● **Listed entries**
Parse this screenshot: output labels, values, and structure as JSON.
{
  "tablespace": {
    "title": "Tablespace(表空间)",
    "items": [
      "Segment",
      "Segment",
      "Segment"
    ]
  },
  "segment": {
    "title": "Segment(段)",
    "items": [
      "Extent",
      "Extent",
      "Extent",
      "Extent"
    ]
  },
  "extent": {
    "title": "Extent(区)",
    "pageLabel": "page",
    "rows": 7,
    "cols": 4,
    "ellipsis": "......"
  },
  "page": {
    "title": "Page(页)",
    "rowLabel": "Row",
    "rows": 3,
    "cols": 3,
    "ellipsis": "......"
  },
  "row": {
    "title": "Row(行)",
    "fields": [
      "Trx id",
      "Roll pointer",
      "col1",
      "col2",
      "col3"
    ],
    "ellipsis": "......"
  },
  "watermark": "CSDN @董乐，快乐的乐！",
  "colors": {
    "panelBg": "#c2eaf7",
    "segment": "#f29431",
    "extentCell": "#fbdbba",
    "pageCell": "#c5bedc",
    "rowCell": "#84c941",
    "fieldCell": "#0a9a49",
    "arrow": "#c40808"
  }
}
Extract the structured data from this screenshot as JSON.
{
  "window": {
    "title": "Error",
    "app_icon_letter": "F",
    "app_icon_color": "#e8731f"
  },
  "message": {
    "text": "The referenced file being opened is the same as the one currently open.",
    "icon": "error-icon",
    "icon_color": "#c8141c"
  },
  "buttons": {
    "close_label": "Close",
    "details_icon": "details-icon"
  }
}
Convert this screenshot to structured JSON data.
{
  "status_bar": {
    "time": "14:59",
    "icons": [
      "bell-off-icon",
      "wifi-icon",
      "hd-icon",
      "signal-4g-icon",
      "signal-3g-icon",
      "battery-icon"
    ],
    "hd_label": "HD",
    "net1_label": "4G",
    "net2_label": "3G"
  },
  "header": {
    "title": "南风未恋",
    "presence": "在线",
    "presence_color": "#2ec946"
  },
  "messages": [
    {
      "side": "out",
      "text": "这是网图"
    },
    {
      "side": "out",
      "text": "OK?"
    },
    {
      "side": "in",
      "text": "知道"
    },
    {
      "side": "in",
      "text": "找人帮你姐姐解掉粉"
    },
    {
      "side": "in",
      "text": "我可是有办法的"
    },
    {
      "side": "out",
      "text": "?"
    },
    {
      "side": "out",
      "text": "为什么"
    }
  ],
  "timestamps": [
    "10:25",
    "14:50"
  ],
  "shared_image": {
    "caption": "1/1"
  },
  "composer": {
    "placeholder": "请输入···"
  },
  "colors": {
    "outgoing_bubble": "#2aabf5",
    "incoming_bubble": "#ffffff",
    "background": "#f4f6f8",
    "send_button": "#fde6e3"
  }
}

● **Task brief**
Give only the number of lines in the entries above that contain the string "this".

● **Written reply**
3